- Supplied entries

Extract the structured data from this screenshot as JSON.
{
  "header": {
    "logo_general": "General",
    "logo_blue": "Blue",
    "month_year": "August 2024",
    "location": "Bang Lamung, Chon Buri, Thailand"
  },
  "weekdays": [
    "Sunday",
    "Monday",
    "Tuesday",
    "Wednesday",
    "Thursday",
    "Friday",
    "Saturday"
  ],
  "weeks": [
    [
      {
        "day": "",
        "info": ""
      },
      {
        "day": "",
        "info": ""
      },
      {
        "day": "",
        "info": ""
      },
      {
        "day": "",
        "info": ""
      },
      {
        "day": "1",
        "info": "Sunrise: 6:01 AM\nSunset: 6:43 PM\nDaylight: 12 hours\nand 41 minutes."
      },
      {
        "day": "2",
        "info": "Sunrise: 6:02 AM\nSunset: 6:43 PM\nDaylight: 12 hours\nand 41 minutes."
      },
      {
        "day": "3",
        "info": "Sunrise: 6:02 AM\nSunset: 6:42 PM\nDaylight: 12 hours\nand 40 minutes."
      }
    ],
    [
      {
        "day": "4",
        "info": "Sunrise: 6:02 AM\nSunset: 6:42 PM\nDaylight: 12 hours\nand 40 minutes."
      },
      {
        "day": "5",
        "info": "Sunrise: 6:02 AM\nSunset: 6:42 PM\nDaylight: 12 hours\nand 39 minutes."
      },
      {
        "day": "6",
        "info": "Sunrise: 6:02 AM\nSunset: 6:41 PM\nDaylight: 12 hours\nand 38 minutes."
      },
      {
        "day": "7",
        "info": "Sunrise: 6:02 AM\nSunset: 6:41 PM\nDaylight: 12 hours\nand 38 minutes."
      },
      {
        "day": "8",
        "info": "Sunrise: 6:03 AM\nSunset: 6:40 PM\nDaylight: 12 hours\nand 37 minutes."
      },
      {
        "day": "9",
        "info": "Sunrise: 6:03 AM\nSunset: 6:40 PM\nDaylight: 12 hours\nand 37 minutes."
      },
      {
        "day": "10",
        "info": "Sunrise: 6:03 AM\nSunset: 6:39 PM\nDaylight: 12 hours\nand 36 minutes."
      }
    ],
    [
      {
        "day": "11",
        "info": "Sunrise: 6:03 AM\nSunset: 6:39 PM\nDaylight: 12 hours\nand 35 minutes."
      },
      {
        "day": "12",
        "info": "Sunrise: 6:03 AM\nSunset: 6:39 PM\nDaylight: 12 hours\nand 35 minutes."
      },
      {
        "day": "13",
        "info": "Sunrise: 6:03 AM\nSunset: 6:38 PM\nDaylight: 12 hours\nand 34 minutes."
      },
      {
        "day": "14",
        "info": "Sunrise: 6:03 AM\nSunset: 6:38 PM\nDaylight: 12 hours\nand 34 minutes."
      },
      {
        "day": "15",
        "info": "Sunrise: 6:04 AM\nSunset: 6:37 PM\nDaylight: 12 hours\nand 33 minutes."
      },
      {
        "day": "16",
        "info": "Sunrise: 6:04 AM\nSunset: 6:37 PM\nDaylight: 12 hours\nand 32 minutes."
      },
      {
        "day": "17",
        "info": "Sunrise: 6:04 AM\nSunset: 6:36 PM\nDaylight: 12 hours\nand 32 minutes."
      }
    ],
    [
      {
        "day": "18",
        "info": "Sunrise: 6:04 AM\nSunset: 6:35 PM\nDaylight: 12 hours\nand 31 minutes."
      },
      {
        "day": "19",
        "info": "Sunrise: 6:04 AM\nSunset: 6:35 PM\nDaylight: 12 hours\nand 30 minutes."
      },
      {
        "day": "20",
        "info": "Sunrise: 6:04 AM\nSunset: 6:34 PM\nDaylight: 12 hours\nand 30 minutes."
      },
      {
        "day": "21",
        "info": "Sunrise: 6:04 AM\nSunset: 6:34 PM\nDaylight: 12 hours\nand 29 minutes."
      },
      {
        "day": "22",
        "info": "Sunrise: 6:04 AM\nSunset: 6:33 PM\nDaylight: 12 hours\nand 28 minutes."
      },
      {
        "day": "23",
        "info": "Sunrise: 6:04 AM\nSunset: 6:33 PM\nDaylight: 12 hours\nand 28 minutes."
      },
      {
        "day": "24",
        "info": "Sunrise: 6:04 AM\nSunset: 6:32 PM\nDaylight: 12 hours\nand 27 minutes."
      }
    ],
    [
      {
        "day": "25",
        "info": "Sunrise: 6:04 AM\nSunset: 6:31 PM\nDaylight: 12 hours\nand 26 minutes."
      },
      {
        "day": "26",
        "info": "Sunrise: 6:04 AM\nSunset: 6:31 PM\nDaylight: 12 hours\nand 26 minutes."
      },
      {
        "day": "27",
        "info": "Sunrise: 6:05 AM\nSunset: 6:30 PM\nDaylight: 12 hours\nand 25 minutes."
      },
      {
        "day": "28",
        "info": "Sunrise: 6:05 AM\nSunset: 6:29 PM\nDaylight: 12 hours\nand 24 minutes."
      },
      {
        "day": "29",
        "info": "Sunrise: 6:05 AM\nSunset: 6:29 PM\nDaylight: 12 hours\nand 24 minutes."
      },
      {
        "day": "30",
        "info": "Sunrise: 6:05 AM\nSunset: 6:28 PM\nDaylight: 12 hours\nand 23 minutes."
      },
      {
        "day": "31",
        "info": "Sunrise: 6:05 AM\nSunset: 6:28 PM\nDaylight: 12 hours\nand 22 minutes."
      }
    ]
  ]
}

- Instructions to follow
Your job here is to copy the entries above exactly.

- Answer to the exercise
Extract the structured data from this screenshot as JSON.
{
  "header": {
    "logo_general": "General",
    "logo_blue": "Blue",
    "month_year": "August 2024",
    "location": "Bang Lamung, Chon Buri, Thailand"
  },
  "weekdays": [
    "Sunday",
    "Monday",
    "Tuesday",
    "Wednesday",
    "Thursday",
    "Friday",
    "Saturday"
  ],
  "weeks": [
    [
      {
        "day": "",
        "info": ""
      },
      {
        "day": "",
        "info": ""
      },
      {
        "day": "",
        "info": ""
      },
      {
        "day": "",
        "info": ""
      },
      {
        "day": "1",
        "info": "Sunrise: 6:01 AM\nSunset: 6:43 PM\nDaylight: 12 hours\nand 41 minutes."
      },
      {
        "day": "2",
        "info": "Sunrise: 6:02 AM\nSunset: 6:43 PM\nDaylight: 12 hours\nand 41 minutes."
      },
      {
        "day": "3",
        "info": "Sunrise: 6:02 AM\nSunset: 6:42 PM\nDaylight: 12 hours\nand 40 minutes."
      }
    ],
    [
      {
        "day": "4",
        "info": "Sunrise: 6:02 AM\nSunset: 6:42 PM\nDaylight: 12 hours\nand 40 minutes."
      },
      {
        "day": "5",
        "info": "Sunrise: 6:02 AM\nSunset: 6:42 PM\nDaylight: 12 hours\nand 39 minutes."
      },
      {
        "day": "6",
        "info": "Sunrise: 6:02 AM\nSunset: 6:41 PM\nDaylight: 12 hours\nand 38 minutes."
      },
      {
        "day": "7",
        "info": "Sunrise: 6:02 AM\nSunset: 6:41 PM\nDaylight: 12 hours\nand 38 minutes."
      },
      {
        "day": "8",
        "info": "Sunrise: 6:03 AM\nSunset: 6:40 PM\nDaylight: 12 hours\nand 37 minutes."
      },
      {
        "day": "9",
        "info": "Sunrise: 6:03 AM\nSunset: 6:40 PM\nDaylight: 12 hours\nand 37 minutes."
      },
      {
        "day": "10",
        "info": "Sunrise: 6:03 AM\nSunset: 6:39 PM\nDaylight: 12 hours\nand 36 minutes."
      }
    ],
    [
      {
        "day": "11",
        "info": "Sunrise: 6:03 AM\nSunset: 6:39 PM\nDaylight: 12 hours\nand 35 minutes."
      },
      {
        "day": "12",
        "info": "Sunrise: 6:03 AM\nSunset: 6:39 PM\nDaylight: 12 hours\nand 35 minutes."
      },
      {
        "day": "13",
        "info": "Sunrise: 6:03 AM\nSunset: 6:38 PM\nDaylight: 12 hours\nand 34 minutes."
      },
      {
        "day": "14",
        "info": "Sunrise: 6:03 AM\nSunset: 6:38 PM\nDaylight: 12 hours\nand 34 minutes."
      },
      {
        "day": "15",
        "info": "Sunrise: 6:04 AM\nSunset: 6:37 PM\nDaylight: 12 hours\nand 33 minutes."
      },
      {
        "day": "16",
        "info": "Sunrise: 6:04 AM\nSunset: 6:37 PM\nDaylight: 12 hours\nand 32 minutes."
      },
      {
        "day": "17",
        "info": "Sunrise: 6:04 AM\nSunset: 6:36 PM\nDaylight: 12 hours\nand 32 minutes."
      }
    ],
    [
      {
        "day": "18",
        "info": "Sunrise: 6:04 AM\nSunset: 6:35 PM\nDaylight: 12 hours\nand 31 minutes."
      },
      {
        "day": "19",
        "info": "Sunrise: 6:04 AM\nSunset: 6:35 PM\nDaylight: 12 hours\nand 30 minutes."
      },
      {
        "day": "20",
        "info": "Sunrise: 6:04 AM\nSunset: 6:34 PM\nDaylight: 12 hours\nand 30 minutes."
      },
      {
        "day": "21",
        "info": "Sunrise: 6:04 AM\nSunset: 6:34 PM\nDaylight: 12 hours\nand 29 minutes."
      },
      {
        "day": "22",
        "info": "Sunrise: 6:04 AM\nSunset: 6:33 PM\nDaylight: 12 hours\nand 28 minutes."
      },
      {
        "day": "23",
        "info": "Sunrise: 6:04 AM\nSunset: 6:33 PM\nDaylight: 12 hours\nand 28 minutes."
      },
      {
        "day": "24",
        "info": "Sunrise: 6:04 AM\nSunset: 6:32 PM\nDaylight: 12 hours\nand 27 minutes."
      }
    ],
    [
      {
        "day": "25",
        "info": "Sunrise: 6:04 AM\nSunset: 6:31 PM\nDaylight: 12 hours\nand 26 minutes."
      },
      {
        "day": "26",
        "info": "Sunrise: 6:04 AM\nSunset: 6:31 PM\nDaylight: 12 hours\nand 26 minutes."
      },
      {
        "day": "27",
        "info": "Sunrise: 6:05 AM\nSunset: 6:30 PM\nDaylight: 12 hours\nand 25 minutes."
      },
      {
        "day": "28",
        "info": "Sunrise: 6:05 AM\nSunset: 6:29 PM\nDaylight: 12 hours\nand 24 minutes."
      },
      {
        "day": "29",
        "info": "Sunrise: 6:05 AM\nSunset: 6:29 PM\nDaylight: 12 hours\nand 24 minutes."
      },
      {
        "day": "30",
        "info": "Sunrise: 6:05 AM\nSunset: 6:28 PM\nDaylight: 12 hours\nand 23 minutes."
      },
      {
        "day": "31",
        "info": "Sunrise: 6:05 AM\nSunset: 6:28 PM\nDaylight: 12 hours\nand 22 minutes."
      }
    ]
  ]
}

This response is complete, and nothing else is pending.